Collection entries
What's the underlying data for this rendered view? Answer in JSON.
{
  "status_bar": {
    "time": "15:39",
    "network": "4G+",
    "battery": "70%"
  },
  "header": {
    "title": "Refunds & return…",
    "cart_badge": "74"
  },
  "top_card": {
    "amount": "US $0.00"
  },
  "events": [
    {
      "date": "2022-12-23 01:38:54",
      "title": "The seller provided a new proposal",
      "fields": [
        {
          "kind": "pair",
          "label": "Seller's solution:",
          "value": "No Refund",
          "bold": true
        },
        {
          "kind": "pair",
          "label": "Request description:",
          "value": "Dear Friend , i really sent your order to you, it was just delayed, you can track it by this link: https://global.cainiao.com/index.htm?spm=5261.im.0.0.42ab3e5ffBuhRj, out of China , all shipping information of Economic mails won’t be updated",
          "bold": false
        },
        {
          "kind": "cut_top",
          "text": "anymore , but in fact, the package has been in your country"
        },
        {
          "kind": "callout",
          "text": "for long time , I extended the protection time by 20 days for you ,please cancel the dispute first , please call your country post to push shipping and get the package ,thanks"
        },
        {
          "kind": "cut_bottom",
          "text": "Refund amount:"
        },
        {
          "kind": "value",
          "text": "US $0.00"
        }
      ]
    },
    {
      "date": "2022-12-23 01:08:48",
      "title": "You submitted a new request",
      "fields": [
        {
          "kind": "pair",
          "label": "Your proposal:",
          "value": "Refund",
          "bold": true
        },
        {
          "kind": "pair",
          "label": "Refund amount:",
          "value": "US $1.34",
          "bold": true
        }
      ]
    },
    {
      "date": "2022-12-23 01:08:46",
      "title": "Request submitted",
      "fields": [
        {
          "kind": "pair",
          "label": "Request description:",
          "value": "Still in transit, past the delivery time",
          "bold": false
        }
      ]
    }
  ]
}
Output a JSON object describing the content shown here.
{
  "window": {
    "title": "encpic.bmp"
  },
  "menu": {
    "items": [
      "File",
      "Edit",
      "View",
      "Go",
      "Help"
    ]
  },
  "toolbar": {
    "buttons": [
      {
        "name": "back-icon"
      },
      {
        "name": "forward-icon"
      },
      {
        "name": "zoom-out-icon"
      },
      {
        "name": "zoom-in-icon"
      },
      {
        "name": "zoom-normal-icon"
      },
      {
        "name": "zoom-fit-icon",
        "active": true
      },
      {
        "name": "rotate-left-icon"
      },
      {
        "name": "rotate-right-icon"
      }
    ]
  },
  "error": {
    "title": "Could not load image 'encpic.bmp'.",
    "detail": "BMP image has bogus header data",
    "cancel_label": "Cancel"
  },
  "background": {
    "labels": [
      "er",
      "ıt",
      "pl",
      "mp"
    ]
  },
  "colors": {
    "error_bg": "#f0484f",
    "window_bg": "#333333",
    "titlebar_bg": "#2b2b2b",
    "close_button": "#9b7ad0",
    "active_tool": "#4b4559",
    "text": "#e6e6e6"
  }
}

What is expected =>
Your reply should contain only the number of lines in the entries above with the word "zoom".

Expected answer =>
4